    • 8UK Dementia Research Institute at University College London, London, United Kingdom
    • 9Clinical Neurochemistry Laboratory, Sahlgrenska University Hospital, Molndal, Sweden
    • 10Institute of Neuroscience and Physiology, Department of Psychiatry and Neurochemistry, Sahlgrenska Academy, University of Gothenburg, Molndal, Sweden
    JAMA Neurol. Published online January 13, 2020. doi:10.1001/jamaneurol.2019.4611
    Key Points

    Question  Does ambroxol cross the blood-brain barrier, and what are the biochemical changes associated with ambroxol therapy in patients with Parkinson disease with and without glucocerebrosidase gene mutations?

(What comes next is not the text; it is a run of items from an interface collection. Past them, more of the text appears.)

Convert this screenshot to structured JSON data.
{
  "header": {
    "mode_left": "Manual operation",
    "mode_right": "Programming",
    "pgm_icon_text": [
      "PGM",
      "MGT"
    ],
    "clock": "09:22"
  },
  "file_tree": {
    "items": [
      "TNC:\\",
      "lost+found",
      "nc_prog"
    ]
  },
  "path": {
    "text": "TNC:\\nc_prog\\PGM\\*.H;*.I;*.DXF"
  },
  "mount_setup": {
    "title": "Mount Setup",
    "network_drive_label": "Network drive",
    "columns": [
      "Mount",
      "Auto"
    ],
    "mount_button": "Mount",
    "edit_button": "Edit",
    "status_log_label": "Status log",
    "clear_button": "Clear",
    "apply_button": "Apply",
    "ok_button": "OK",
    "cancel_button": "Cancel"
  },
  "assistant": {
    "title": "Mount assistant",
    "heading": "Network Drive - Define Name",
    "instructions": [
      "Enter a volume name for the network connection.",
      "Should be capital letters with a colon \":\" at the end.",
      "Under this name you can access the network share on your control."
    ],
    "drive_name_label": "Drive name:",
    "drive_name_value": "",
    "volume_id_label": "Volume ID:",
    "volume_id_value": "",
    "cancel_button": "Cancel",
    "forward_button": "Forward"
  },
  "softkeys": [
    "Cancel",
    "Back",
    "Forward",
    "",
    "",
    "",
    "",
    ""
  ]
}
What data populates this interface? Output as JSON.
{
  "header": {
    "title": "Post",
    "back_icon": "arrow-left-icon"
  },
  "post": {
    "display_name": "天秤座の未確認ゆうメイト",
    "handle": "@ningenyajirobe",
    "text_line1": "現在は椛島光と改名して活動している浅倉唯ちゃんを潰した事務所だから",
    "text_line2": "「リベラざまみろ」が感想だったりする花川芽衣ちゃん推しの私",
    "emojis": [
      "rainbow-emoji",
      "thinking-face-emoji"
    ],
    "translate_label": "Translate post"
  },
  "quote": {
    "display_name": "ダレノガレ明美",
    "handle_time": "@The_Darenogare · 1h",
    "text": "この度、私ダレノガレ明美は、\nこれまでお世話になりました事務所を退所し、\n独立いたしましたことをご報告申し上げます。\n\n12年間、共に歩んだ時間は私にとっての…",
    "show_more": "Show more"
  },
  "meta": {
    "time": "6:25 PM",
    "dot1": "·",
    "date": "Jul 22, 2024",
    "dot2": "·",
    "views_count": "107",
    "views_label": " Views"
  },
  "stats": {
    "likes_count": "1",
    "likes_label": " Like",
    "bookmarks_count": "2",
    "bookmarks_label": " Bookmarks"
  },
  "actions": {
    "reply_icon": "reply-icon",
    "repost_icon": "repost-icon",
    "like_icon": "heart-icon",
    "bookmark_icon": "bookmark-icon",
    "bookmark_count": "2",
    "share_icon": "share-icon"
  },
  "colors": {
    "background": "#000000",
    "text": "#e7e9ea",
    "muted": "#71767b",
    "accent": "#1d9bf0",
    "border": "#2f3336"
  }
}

    Findings  In this open-label clinical trial of 17 patients with Parkinson disease, ambroxol crossed the blood-brain barrier and bound to the β-glucocerebrosidase enzyme, and it increased β-glucocerebrosidase enzyme protein levels and cerebrospinal fluid α-synuclein levels in patients both with and without glucocerebrosidase gene mutations.

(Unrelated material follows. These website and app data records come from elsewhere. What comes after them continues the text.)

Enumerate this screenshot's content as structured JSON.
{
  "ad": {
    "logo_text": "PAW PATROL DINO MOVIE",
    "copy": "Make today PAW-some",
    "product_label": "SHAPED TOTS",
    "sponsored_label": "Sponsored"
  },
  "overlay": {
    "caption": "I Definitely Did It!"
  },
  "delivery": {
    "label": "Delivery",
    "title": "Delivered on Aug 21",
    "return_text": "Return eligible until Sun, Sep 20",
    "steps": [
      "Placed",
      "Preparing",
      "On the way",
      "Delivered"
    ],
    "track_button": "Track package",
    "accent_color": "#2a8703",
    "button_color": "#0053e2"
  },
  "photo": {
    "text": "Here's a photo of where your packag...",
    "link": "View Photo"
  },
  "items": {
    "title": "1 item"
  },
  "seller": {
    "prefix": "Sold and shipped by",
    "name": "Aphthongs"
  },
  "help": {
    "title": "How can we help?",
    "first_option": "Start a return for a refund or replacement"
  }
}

    Meaning  Ambroxol therapy has potential for study as a neuroprotective compound for the treatment of patients with Parkinson disease both with and without glucocerebrosidase gene mutations.


    Importance  Mutations of the glucocerebrosidase gene, GBA1 (OMIM 606463), are the most important risk factor for Parkinson disease (PD). In vitro and in vivo studies have reported that ambroxol increases β-glucocerebrosidase (GCase) enzyme activity and reduces α-synuclein levels. These observations support a potential role for ambroxol therapy in modifying a relevant pathogenetic pathway in PD.

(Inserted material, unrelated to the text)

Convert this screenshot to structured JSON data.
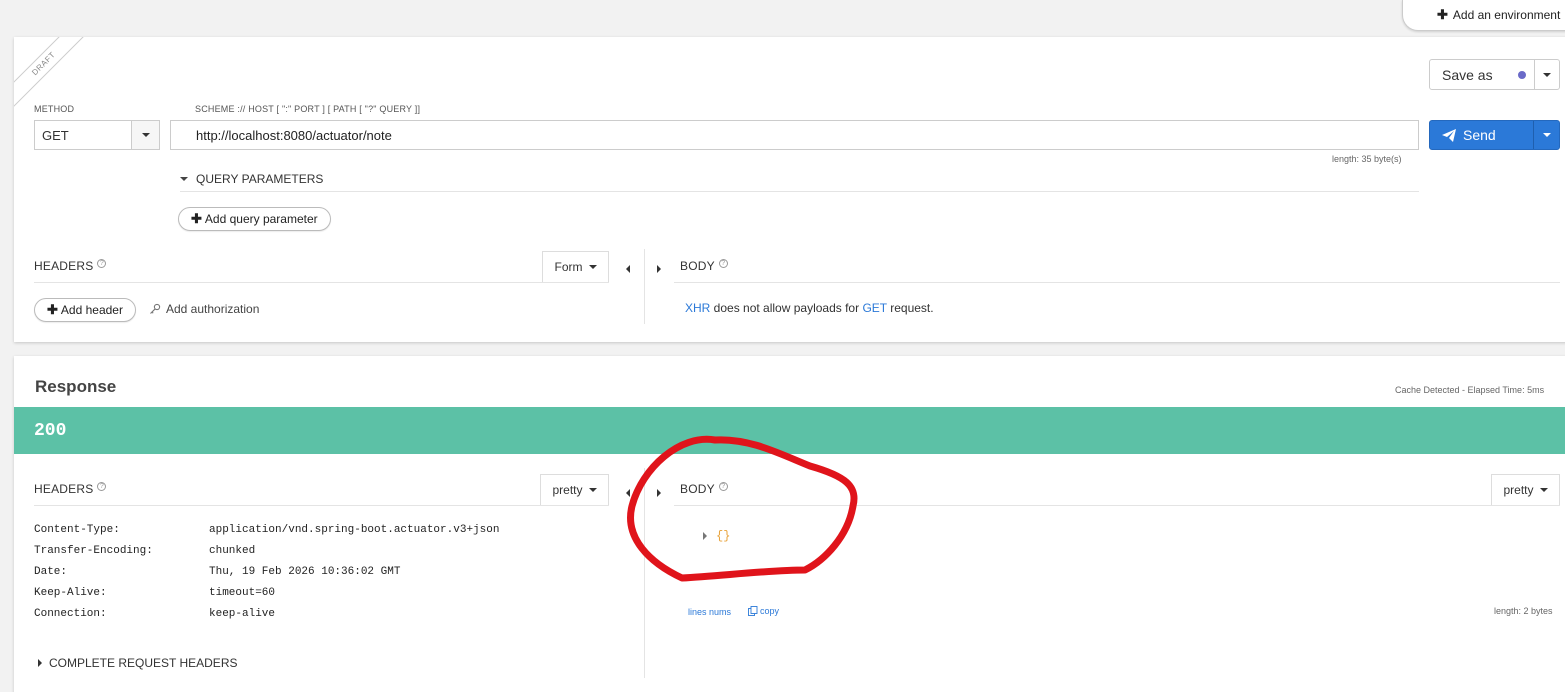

    Objective  To assess safety, tolerability, cerebrospinal fluid (CSF) penetration, and target engagement of ambroxol therapy with GCase in patients with PD with and without GBA1 mutations.

    Interventions  An escalating dose of oral ambroxol to 1.26 g per day.

    Design, Setting, and Participants  This single-center open-label noncontrolled clinical trial was conducted between January 11, 2017, and April 25, 2018, at the Leonard Wolfson Experimental Neuroscience Centre, a dedicated clinical research facility and part of the University College London Queen Square Institute of Neurology in London, United Kingdom. Participants were recruited from established databases at the Royal Free London Hospital and National Hospital for Neurology and Neurosurgery in London. Twenty-four patients with moderate PD were evaluated for eligibility, and 23 entered the study. Of those, 18 patients completed the study; 1 patient was excluded (failed lumbar puncture), and 4 patients withdrew (predominantly lumbar puncture–related complications). All data analyses were performed from November 1 to December 14, 2018.

    Main Outcomes and Measures  Primary outcomes at 186 days were the detection of ambroxol in the CSF and a change in CSF GCase activity.

    Results  Of the 18 participants (15 men [83.3%]; mean [SD] age, 60.2 [9.7] years) who completed the study, 17 (8 with GBA1 mutations and 9 without GBA1 mutations) were included in the primary analysis. Between days 0 and 186, a 156-ng/mL increase in the level of ambroxol in CSF (lower 95% confidence limit, 129 ng/mL; P < .001) was observed. The CSF GCase activity decreased by 19% (0.059 nmol/mL per hour; 95% CI, –0.115 to –0.002; P = .04). The ambroxol therapy was well tolerated, with no serious adverse events. An increase of 50 pg/mL (13%) in the CSF α-synuclein concentration (95% CI, 14-87; P = .01) and an increase of 88 ng/mol (35%) in the CSF GCase protein levels (95% CI, 40-137; P = .002) were observed. Mean (SD) scores on part 3 of the Movement Disorders Society Unified Parkinson Disease Rating Scale decreased (ie, improved) by 6.8 (7.1) points (95% CI, –10.4 to –3.1; P = .001). These changes were observed in patients with and without GBA1 mutations.

    Conclusions and Relevance  The study results suggest that ambroxol therapy was safe and well tolerated; CSF penetration and target engagement of ambroxol were achieved, and CSF α-synuclein levels were increased. Placebo-controlled clinical trials are needed to examine whether ambroxol therapy is associated with changes in the natural progression of PD.

    Trial Registration  ClinicalTrials.gov identifier: NCT02941822; EudraCT identifier: 2015-002571-24